Restless. That word described how I had felt for months.
“Where should I go? What should I do?”
“Am I supposed to be somewhere else?”
We went on vacation to the Oregon coast and met up with another family. The kids were running around. I overlooked a retreating tide in the bay with my dear friend Aaron. Without knowing the depth of my restlessness, he shared one of his favorite Martin Luther quotes.
One must not think of changing his lot, but of changing his spirit of discontent.”
Restlessness. Sometimes it’s not about your “lot.” The issue isn’t your situation or circumstance. The issue is your “spirit of discontent.”
Restlessness is an indicator that something needs to change. Certainly there are times you need to make a change in your circumstance. Take a new job, move to a new house or city, go back to school, etc. But more often than not, what needs to change is internal.
There’s a phenomenon called the “geographical cure.” You try to cure a heart problem by escaping to a new place. You believe the place or situation is the issue. But so often the problem isn’t the place, it’s the person. Your person needs a cure. If you don’t address your “spirit of discontent,” it will follow wherever you go.
Paul puts it this way: “Be content in every situation” (Phil. 4:11). How do you do this? How can my spirit be content in the worst of circumstances: prison, sickness, loneliness? What do I do when I suffer a “spirit of discontent?”
Pay attention to your restlessness. It is a symptom of a deeper “spirit of discontent.” It is a space in which to assess, learn, and grow. Ask others to help you diagnose your discontent. Ask, “Why do you think I’m restless?” Let them point out blind spots.
Confess your restlessness. How often is our restlessness driven by selfish motives? Am I trying to escape when my responsibilities get difficult? Am I afraid of suffering? Are my dreams in conflict with God’s?

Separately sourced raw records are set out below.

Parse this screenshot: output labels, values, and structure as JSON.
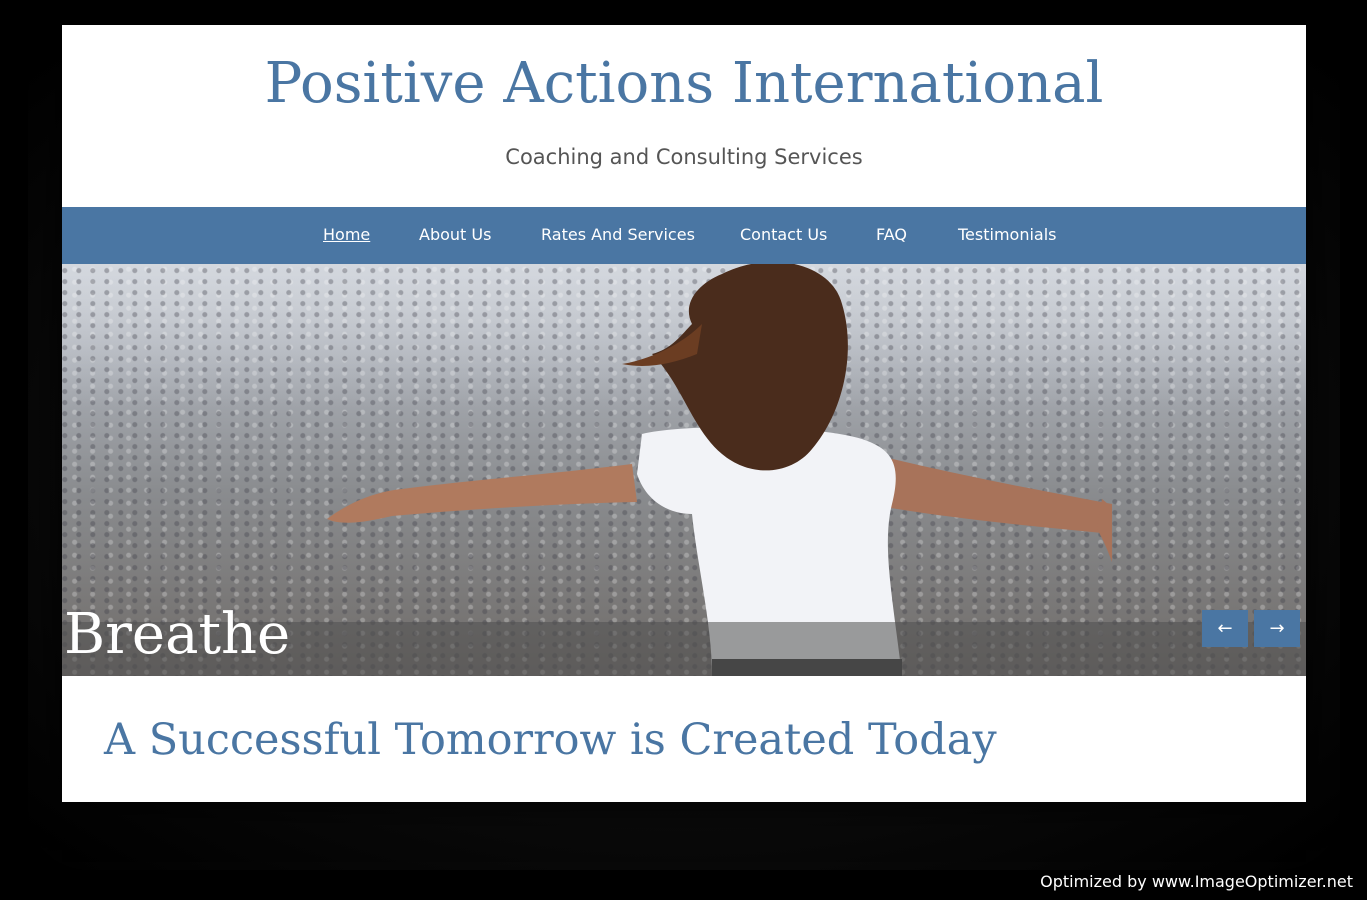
{
  "site": {
    "title": "Positive Actions International",
    "tagline": "Coaching and Consulting Services"
  },
  "nav": {
    "items": [
      {
        "label": "Home",
        "active": true
      },
      {
        "label": "About Us",
        "active": false
      },
      {
        "label": "Rates And Services",
        "active": false
      },
      {
        "label": "Contact Us",
        "active": false
      },
      {
        "label": "FAQ",
        "active": false
      },
      {
        "label": "Testimonials",
        "active": false
      }
    ]
  },
  "slider": {
    "caption": "Breathe",
    "prev_label": "←",
    "next_label": "→"
  },
  "main": {
    "headline": "A Successful Tomorrow is Created Today"
  },
  "watermark": "Optimized by www.ImageOptimizer.net",
  "colors": {
    "brand_blue": "#4a76a3",
    "tagline_gray": "#555555"
  }
}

Ask for a change of spirit. God, change not my situation, but my spirit. Rid me of any false reliance on my own strength. Create in me a new heart, fashioned by your hands. Send your Holy Spirit and give me a spirit that delights in what you want. A spirit joyful, even when trudging through the mundane or painful. A spirit free, fully at home with you regardless of where I am. A spirit not tied to the whims of circumstance, but bound to you alone.
Cast the discontent on Him. Hoist the heavy weight onto shoulders broader than yours. Paul famously shared his secret for being content, "I can do all things through him who strengthens me" (Phil. 4:13). Situations change by the minute. Your heart is fickle. Your Lord is the steady constant. Fix your eyes on him, and turn to his unchanging mercy.